I love chocolate, but chocolate doesn’t love wine. It coats the palate, making it difficult for the delicate flavours and nuances of the beverage to get to your tastebuds. You can waste many a pricey glass by experimenting with the wrong style of wine to match a rich chocolate mousse or a nice slice of Black Forest gateaux. Many dishes benefit from being paired with a wine that echoes the main flavours of the food. However, wines with chocolatey notes tend to be big, bold and dry and will not go with your dessert.

So, don’t be drawn in to trying a bottle of South African Chocolate Block (a lovely blend by Boekenhoutskloof), or the delicious Chocolate Box Shiraz from Australia with pudding.

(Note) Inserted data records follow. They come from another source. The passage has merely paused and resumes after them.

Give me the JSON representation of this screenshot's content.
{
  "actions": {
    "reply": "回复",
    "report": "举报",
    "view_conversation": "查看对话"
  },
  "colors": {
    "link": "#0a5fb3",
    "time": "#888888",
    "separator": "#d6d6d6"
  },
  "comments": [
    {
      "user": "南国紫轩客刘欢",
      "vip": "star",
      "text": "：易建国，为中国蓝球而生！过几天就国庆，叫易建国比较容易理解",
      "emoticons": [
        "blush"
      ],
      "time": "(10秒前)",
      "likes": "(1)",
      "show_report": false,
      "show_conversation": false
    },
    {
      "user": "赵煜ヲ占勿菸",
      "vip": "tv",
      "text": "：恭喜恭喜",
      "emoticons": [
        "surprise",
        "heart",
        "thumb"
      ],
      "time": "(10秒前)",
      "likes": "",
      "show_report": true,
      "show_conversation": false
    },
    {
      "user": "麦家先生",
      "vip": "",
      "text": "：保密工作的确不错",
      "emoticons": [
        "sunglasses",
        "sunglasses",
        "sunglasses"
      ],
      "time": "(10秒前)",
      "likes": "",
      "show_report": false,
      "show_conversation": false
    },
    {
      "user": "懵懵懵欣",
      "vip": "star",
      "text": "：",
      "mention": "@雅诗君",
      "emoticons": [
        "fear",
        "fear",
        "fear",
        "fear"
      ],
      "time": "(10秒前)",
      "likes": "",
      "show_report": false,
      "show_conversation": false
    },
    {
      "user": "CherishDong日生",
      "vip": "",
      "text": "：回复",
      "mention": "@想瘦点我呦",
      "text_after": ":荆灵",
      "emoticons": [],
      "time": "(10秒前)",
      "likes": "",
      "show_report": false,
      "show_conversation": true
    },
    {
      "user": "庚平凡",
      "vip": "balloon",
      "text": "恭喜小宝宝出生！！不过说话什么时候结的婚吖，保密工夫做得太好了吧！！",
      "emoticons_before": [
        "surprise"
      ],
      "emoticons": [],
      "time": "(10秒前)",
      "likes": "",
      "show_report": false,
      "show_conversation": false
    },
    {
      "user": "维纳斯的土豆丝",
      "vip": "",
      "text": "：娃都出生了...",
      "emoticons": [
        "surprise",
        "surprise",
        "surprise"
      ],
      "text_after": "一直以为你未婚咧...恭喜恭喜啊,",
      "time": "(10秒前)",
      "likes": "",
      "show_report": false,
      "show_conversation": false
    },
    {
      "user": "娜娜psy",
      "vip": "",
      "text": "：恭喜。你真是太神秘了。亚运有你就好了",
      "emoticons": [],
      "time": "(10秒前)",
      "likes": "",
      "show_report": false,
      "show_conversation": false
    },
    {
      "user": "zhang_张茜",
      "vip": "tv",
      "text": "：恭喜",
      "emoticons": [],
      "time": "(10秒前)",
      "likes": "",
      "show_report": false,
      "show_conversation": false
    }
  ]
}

That’s not what they’re for. Instead, try either one with a good hearty stew before the dessert even sees the dinner table. Both are available from Inverarity One to One. The Block is £17.99, and the Box is £13.49. They are both occasionally available in magnum format (equivalent to two bottles) which can sometimes last twice as long as a bottle. And they look great on the dinner table.

Once you’ve finished the stew, you can turn your attention to the wine to go with the chocolate based pudding. Remember, it should be at least as sweet as the dish with a balancing acidity and a healthy thwack of alcohol. Thwack is a technical wine term.

Muscat should be your go-to bottle. An Australian liqueur muscat will go with the richest desserts, while a vin doux naturel such as Muscat de Beaumes de Venise will cover all of the mid-weight food options.

Muscat de Beaumes de Venise Carte Or (Waitrose, £7.99 for a half bottle). This is a beautifully balanced sweet wine bottled at 15% ABV (alcohol by volume).

Campbell’s Rutherglen Muscat (Waitrose, £12.99 for a half bottle). This wonderfully rich wine will partner everything up to and including Death by Chocolate cake. It weighs in at 17.5% ABV and is best served lightly chilled. It also works with the cheeseboard, or simply sipped at the end of the night as a digestif.